Dr Friedrich Kitschelt, State Secretary in the German Federal Ministry for Economic Cooperation and Development (BMZ) and Chairman of GIZ’s Supervisory Board, added that, ‘The wide range of instruments GIZ offers as a one-stop shop makes it a professional service provider for the entire German Government. We are also becoming increasingly attractive for other international clients, including the European Union and the World Health Organization.’
There is hard and fast evidence that GIZ’s work produces results:
In the area of social security, GIZ has supported partners in a number of countries, providing over 100 million people with access to health insurance for the first time. Between 2011 and 2013, these countries included India, Indonesia and Rwanda. The insurance schemes have been established in the partner countries themselves and represent a sustainable investment in the future.
To help combat climate change, GIZ is supporting moves to make greater use of renewable energy in more than 30 countries. In Brazil, India, and South Africa alone, millions of people today use solar and wind power. The electricity generated would be enough to power eight million German households (families with an average annual electricity consumption of 3,500 kWh).

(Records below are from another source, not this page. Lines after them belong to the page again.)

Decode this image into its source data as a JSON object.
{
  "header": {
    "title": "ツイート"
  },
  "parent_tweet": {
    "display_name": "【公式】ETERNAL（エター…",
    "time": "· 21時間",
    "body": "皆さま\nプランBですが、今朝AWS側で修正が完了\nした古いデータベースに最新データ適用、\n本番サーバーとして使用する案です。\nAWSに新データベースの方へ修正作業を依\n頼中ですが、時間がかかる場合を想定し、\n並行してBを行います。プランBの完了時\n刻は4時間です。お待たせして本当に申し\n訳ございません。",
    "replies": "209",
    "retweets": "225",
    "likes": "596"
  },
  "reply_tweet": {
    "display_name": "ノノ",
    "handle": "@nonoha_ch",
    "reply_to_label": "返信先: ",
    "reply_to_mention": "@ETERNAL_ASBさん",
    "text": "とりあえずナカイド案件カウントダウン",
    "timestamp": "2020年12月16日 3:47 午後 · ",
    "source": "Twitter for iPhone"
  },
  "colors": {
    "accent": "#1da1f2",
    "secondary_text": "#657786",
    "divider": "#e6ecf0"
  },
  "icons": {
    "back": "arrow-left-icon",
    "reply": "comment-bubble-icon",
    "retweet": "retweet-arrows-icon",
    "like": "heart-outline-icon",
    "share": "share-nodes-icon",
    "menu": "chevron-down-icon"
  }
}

The German Federal Ministry for Economic Cooperation and Development (BMZ) is GIZ’s principal commissioning party and in 2013 placed commissions for GIZ services worth EUR 1.5 billion (business volume). This figure also includes around EUR 170 million of project co-funding received from third parties, including the EU, foundations, and private companies.
GIZ is now a service provider for the whole of the German Government, and today the commissions it receives from other government departments, such as the German Federal Foreign Office and the Federal Ministry for the Environment, Nature Conservation, Building and Nuclear Safety (BMUB), account for almost 15% of total business volume. In 2013, income from these two federal ministries amounted to EUR 118.6 million and EUR 86.6 million respectively.
Around 9% of the business volume – some EUR 178 million – comes from commissions and funding supplied by private companies, foundations, multilateral organisations and foreign governments. ‘We use these millions to support the government’s international cooperation activities instead of using German taxpayers’ money,’ said Tanja Gönner.
At the end of 2013, GIZ had a total of 16,510 staff members compared with 16,229 on 31 December 2012. As in the previous year, about 70% of all employees – some 11,244 individuals in total – were employed in our partner countries as national personnel. Almost 1,000 integrated and returning experts and 869 development workers were also working for GIZ.
The Deutsche Gesellschaft für Internationale Zusammenarbeit (GIZ) GmbH is a federal enterprise with worldwide operations. We support the German Government in the fields of international cooperation for sustainable development and international education. Through our work we assist people and societies in shaping their own futures and improving living conditions.